WHAT YOU WILL DO:
Find all lines below containing the string "JSON" and return them.

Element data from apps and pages
______
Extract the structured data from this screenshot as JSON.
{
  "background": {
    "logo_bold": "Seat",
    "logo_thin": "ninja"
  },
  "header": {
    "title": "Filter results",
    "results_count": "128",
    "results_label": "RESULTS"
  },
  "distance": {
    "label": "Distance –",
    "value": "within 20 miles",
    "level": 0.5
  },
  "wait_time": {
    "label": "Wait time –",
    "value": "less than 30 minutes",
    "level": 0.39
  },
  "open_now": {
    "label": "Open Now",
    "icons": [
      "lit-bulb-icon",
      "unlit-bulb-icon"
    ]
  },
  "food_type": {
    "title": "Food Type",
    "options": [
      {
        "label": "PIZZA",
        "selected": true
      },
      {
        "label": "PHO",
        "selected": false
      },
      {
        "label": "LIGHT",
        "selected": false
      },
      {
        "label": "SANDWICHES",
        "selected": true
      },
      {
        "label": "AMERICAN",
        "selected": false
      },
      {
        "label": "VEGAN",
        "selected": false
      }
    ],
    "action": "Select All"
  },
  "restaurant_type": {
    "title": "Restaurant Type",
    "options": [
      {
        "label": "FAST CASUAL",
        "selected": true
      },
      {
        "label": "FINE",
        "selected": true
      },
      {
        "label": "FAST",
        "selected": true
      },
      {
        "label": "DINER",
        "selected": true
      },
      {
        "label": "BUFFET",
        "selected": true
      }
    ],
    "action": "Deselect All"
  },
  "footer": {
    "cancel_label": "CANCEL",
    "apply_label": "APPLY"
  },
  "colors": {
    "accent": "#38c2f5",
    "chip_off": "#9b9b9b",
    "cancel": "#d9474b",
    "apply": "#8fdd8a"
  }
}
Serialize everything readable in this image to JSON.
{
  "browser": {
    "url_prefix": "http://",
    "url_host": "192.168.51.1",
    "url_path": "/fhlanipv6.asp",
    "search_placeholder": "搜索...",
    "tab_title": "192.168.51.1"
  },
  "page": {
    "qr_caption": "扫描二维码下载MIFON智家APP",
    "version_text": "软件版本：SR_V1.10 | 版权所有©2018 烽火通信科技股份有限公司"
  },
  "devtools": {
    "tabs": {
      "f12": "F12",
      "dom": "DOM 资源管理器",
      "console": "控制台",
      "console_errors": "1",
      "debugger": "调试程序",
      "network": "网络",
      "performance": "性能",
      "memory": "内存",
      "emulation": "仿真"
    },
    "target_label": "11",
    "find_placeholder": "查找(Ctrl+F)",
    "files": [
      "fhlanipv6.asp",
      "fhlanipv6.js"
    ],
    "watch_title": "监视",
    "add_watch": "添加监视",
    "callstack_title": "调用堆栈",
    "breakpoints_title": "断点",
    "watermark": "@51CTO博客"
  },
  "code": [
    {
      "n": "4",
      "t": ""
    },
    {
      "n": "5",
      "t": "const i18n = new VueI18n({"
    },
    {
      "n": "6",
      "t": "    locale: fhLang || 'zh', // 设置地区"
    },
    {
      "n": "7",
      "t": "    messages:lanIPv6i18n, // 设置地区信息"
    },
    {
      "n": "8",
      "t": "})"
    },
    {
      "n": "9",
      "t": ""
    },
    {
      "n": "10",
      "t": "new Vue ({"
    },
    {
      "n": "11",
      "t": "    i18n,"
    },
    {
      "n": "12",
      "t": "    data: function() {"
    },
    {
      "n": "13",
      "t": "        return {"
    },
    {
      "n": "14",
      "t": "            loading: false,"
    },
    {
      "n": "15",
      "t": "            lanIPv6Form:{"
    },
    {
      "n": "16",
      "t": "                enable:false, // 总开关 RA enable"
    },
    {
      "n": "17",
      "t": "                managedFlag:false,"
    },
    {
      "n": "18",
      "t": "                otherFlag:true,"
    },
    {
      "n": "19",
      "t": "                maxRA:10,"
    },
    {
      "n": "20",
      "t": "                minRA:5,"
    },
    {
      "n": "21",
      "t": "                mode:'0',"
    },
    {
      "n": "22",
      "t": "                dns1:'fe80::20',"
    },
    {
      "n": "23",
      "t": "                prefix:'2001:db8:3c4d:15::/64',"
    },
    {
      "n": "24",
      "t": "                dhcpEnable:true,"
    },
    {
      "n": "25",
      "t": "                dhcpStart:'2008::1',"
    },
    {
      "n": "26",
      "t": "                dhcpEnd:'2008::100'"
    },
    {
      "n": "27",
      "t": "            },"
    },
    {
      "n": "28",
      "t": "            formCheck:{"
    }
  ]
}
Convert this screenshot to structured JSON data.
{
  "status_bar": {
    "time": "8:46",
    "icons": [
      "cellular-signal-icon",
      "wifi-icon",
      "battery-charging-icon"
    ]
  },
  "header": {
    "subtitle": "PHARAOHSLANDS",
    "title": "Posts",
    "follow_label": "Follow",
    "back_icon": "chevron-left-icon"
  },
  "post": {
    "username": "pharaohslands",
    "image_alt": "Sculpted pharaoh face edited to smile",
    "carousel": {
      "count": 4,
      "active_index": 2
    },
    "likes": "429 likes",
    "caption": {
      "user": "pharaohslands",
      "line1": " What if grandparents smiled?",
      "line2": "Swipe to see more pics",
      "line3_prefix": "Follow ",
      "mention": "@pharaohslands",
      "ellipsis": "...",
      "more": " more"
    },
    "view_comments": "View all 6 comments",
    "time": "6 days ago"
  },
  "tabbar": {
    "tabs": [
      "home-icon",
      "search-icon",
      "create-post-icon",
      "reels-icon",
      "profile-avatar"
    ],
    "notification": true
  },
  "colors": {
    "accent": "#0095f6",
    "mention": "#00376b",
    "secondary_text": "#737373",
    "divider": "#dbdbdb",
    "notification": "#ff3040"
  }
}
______
OUTPUT BELOW:
Extract the structured data from this screenshot as JSON.
Serialize everything readable in this image to JSON.
Convert this screenshot to structured JSON data.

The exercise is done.